Our assessment measures included (1) pre/post-tests, (2) discussion boards, (3) lab assignments (completed in the field and often requiring an applied component), (4) quizzes, and (5) a mastery exam. These assessments were modified, adapted, and created based on activities that would have traditionally taken place in a face-to-face workshop or course.
Key considerations included the intentional instructional design alterations required to ensure the development of a granular and unbundled version of traditional course work. Our digital badge courses needed to (1) allow access to curricula that was neither place nor date bound, (2) provide opportunity for learners to gain mastery of a subject through assessment and evaluation, and (3) increase learner engagement with peers and instructors. Courses in the program range from one- to three-weeks in length with the expectation that learners spend a minimum of five hours per week engaging with content, assessments, peers, and instructors.
After researching available options, and defining needs to execute the badge strategy, CSU prioritized the following steps: developing University-wide standards for digital badges while maintaining compliance with Mozilla’s OBI for all badges issued; inventing and developing a one-of-a-kind software application that leverages private big-data analytics, badge management, and social networks; and partnering with The Institute for Teaching and Learning (TILT) at CSU to ensure pedagogical soundness and the development of practical, but meaningful learning objectives that are tied to the assessments within the course. Assessments include: optional pre/post-tests, guided discussion boards, lab assignments (to be completed in the field and most often require a hands-on component), quizzes, and a mastery exam. These assessments were modified, adapted, and created based on activities that would have traditionally taken place in a face-to-face workshop or course.
Although it is generally difficult to move into any emerging market, it has been an extremely rewarding experience to know that this project is helping to advance teaching and learning at CSU. Through digital badges, CSU has a way to connect learning objectives, skills, and competencies to K-12/higher education/trade and industries on a shared platform with standards. With a project that is mobilizing many partners across multiple sectors, it is important to focus on coalition and consensus building. The long-term success of digital badges lies in the ability of those involved in projects like these to set aside institutional differences and focus on the larger good of providing access to education in new ways to address changes in learners and generations to come.

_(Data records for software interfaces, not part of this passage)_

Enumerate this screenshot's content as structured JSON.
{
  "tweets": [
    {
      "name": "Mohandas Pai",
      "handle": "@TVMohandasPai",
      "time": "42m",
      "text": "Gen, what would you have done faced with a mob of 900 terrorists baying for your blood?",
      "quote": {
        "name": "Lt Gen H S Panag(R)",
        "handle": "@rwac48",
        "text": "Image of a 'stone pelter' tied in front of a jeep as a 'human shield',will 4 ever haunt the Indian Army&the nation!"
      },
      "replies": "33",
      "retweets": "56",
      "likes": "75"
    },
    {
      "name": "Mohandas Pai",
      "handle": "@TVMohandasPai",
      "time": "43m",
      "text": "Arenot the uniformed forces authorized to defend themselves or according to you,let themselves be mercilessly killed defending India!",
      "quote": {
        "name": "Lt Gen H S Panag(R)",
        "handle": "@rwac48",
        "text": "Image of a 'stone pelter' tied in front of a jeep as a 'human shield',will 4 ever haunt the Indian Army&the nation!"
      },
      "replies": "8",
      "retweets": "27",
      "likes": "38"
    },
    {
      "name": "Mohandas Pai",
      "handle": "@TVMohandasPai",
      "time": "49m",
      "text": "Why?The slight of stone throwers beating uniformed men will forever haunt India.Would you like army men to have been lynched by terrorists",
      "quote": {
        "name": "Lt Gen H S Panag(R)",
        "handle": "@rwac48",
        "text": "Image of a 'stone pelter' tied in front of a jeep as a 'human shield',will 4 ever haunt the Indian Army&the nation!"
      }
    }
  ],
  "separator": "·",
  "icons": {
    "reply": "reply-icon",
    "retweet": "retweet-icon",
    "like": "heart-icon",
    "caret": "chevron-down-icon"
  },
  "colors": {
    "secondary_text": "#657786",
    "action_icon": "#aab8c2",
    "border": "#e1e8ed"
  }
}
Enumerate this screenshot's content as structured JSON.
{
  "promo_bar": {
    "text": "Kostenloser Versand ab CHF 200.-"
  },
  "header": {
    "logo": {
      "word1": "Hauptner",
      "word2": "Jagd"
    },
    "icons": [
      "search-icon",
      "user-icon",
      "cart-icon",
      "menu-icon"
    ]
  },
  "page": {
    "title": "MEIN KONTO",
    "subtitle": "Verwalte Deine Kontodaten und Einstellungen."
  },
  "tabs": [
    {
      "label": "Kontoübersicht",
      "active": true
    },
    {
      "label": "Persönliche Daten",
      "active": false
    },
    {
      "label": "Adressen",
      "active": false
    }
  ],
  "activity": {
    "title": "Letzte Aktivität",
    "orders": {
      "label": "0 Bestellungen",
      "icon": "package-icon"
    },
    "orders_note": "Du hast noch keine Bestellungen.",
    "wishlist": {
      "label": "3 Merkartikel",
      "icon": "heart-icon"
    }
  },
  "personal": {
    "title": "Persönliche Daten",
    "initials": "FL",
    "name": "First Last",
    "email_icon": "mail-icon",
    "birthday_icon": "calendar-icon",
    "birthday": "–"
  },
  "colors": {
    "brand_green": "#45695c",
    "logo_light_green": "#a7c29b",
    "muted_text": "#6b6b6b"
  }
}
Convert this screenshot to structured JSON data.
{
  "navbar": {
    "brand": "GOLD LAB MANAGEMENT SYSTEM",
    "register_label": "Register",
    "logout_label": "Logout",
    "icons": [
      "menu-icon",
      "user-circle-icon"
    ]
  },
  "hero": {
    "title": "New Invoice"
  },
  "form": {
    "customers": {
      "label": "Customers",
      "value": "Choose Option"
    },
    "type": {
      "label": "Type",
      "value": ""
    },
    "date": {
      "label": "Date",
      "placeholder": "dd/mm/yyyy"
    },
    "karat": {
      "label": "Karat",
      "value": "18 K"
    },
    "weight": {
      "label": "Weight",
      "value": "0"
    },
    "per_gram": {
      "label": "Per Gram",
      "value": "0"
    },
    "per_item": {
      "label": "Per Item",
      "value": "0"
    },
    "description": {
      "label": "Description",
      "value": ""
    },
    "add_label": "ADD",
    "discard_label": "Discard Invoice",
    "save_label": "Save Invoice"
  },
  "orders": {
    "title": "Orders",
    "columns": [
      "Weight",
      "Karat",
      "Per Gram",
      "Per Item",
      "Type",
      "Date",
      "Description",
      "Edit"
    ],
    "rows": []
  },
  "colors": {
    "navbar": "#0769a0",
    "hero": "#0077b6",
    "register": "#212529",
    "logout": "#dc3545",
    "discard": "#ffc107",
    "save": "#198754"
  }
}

Even with a limited range of data to date and a continually changing environment, the ECG program can be considered an emerging success. Enrollments continue to trend upward and badges as a whole are increasing in adoption (based on interaction with badges in CSULogic summer 2014 versus fall 2014). Next steps in the strategy include expanding the portfolio of offerings and working with K-12, higher education partners, private industry, and government to increase options for learners to pursue. We feel there is an opportunity, utilizing the CSULogic platform, to scale-up operations, generate revenue and facilitate access for large numbers of learners from across the world providing them just-in-time education from a multitude of educational providers.